Data section START

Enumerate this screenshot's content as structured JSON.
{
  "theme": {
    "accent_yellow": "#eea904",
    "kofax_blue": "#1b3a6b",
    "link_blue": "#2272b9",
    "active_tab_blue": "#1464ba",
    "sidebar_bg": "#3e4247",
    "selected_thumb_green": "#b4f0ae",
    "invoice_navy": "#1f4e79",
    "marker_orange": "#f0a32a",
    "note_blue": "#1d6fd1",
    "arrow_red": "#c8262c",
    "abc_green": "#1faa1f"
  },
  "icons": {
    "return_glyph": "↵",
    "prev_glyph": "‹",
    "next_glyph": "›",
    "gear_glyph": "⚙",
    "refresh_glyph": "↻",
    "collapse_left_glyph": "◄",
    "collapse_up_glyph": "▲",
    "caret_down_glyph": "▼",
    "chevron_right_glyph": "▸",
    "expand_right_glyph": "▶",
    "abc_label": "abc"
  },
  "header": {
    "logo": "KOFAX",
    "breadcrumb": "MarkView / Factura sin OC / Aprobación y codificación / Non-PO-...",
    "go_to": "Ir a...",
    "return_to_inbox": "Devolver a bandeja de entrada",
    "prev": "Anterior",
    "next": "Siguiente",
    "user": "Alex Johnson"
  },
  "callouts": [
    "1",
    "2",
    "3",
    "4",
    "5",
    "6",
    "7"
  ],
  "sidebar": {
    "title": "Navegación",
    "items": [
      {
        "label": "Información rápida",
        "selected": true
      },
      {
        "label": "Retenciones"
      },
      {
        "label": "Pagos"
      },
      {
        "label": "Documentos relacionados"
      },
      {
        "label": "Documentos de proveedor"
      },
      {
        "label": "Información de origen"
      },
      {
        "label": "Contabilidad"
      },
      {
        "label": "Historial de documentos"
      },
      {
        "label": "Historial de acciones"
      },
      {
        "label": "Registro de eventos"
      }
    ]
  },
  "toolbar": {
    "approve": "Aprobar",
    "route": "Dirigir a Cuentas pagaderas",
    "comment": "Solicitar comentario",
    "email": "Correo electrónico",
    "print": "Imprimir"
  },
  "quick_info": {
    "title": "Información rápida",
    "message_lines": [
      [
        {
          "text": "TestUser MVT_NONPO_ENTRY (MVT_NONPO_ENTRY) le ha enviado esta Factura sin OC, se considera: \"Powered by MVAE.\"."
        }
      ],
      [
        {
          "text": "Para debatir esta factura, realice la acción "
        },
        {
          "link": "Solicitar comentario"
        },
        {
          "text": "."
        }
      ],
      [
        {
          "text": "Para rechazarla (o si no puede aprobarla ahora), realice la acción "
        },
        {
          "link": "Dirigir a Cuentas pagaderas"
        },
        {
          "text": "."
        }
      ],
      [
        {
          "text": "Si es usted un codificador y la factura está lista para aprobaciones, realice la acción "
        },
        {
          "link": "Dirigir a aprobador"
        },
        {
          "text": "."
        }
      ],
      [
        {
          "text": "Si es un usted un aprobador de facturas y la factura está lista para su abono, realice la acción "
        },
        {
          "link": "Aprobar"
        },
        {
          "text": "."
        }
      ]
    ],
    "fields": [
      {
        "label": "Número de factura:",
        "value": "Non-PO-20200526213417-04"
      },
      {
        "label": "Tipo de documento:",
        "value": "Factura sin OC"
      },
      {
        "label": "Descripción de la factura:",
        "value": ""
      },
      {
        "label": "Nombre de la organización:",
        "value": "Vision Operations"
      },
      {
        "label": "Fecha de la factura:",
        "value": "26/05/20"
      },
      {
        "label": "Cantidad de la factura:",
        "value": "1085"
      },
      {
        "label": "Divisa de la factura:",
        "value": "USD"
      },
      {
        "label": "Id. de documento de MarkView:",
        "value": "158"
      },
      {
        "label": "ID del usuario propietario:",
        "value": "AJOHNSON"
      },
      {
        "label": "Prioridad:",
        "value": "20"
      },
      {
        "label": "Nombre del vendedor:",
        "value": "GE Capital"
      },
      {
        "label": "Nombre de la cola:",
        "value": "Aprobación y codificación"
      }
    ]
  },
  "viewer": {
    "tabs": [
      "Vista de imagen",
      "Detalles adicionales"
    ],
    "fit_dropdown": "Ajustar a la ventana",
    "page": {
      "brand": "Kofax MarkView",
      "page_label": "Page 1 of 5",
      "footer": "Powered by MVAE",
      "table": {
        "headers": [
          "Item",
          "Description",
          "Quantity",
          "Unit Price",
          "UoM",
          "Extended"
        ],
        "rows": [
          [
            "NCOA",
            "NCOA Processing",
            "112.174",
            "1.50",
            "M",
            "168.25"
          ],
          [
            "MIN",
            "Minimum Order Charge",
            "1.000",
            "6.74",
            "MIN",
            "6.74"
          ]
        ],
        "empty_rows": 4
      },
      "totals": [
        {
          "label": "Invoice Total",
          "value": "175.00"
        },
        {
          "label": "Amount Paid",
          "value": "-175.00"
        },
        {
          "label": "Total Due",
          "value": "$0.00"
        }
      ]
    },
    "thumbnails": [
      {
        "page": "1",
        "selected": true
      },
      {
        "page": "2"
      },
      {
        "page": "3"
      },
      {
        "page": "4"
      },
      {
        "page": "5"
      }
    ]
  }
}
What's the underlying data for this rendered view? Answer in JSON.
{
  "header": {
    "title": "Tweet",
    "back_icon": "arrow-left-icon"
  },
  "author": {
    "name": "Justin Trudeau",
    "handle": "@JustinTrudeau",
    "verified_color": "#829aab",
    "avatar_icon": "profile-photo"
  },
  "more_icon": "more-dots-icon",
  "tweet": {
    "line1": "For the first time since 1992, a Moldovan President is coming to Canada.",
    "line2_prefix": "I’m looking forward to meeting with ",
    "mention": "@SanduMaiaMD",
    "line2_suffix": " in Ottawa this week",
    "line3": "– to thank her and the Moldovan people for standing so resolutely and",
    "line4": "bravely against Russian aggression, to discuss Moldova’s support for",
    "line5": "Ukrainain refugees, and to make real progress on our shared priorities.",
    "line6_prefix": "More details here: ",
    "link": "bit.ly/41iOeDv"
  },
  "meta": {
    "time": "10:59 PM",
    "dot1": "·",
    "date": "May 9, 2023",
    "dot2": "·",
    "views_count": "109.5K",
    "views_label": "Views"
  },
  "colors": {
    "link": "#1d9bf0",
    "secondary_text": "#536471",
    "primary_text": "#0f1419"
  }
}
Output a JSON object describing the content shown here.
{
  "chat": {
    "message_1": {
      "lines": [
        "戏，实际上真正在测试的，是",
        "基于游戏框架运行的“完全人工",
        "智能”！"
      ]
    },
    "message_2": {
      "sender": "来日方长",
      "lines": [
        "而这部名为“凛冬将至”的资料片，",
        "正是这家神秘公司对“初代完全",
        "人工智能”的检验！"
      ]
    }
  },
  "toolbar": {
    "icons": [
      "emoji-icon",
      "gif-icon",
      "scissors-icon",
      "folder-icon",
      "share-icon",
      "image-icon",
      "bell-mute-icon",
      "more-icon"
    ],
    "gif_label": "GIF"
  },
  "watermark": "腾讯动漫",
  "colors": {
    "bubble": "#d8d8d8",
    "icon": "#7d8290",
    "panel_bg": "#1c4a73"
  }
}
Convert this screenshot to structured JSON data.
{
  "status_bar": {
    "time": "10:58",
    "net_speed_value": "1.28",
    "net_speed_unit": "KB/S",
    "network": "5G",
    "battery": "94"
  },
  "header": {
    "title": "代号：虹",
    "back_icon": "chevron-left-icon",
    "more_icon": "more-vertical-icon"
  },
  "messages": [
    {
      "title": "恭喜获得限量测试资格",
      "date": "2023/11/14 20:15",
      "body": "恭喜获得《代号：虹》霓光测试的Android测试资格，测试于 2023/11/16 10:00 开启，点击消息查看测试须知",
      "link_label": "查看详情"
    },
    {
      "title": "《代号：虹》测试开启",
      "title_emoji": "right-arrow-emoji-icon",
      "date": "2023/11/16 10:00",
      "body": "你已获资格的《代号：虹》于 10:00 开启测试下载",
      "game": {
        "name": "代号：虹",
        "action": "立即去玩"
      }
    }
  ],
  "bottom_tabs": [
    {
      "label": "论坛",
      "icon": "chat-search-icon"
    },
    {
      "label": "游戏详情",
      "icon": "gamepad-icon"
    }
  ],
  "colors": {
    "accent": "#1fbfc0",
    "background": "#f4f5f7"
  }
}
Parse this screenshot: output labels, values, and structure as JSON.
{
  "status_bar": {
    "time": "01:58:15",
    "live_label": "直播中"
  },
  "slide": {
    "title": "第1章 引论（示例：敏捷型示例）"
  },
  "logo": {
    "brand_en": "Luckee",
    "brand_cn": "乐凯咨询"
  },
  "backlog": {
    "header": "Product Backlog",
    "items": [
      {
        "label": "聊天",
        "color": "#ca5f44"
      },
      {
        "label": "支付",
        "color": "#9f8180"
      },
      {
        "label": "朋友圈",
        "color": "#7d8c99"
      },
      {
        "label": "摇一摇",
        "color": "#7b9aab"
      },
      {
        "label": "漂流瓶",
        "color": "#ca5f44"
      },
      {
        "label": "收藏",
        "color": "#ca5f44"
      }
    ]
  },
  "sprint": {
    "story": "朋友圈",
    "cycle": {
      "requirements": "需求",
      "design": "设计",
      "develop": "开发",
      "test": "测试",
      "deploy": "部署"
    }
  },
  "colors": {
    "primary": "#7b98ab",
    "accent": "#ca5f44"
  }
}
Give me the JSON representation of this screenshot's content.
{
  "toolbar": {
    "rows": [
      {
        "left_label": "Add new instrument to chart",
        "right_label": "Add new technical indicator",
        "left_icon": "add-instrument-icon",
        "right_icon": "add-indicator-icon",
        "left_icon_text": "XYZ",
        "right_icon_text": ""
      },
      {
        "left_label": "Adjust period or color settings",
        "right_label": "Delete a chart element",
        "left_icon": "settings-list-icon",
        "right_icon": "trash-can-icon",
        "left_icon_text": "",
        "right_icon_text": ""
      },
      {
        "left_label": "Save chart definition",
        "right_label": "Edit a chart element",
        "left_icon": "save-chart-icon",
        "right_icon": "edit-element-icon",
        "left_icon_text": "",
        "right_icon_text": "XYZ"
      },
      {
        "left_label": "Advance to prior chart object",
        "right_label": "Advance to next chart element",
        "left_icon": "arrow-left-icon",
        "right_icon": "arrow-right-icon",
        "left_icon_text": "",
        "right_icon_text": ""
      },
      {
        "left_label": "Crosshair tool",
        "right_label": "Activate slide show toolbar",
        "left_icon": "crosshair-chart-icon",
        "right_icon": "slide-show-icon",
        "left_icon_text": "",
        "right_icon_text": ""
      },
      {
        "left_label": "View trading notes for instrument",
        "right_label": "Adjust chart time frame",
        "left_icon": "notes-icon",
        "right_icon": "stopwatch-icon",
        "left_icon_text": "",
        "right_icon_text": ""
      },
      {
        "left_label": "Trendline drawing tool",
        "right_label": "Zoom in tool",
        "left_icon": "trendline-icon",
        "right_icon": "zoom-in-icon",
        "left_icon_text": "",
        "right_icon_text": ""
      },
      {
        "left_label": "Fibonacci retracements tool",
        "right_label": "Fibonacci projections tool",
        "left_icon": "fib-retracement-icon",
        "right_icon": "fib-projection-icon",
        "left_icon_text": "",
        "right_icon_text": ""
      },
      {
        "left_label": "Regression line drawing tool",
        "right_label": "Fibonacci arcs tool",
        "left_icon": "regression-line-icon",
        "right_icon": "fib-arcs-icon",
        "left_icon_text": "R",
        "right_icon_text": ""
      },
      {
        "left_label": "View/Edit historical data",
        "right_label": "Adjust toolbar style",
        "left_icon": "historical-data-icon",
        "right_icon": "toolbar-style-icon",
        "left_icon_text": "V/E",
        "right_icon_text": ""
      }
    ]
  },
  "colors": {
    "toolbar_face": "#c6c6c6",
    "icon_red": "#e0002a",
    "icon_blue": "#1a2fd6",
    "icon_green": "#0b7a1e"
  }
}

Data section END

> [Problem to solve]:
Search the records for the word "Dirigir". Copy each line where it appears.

> [Answer space]:
    "route": "Dirigir a Cuentas pagaderas",
          "link": "Dirigir a Cuentas pagaderas"
          "link": "Dirigir a aprobador"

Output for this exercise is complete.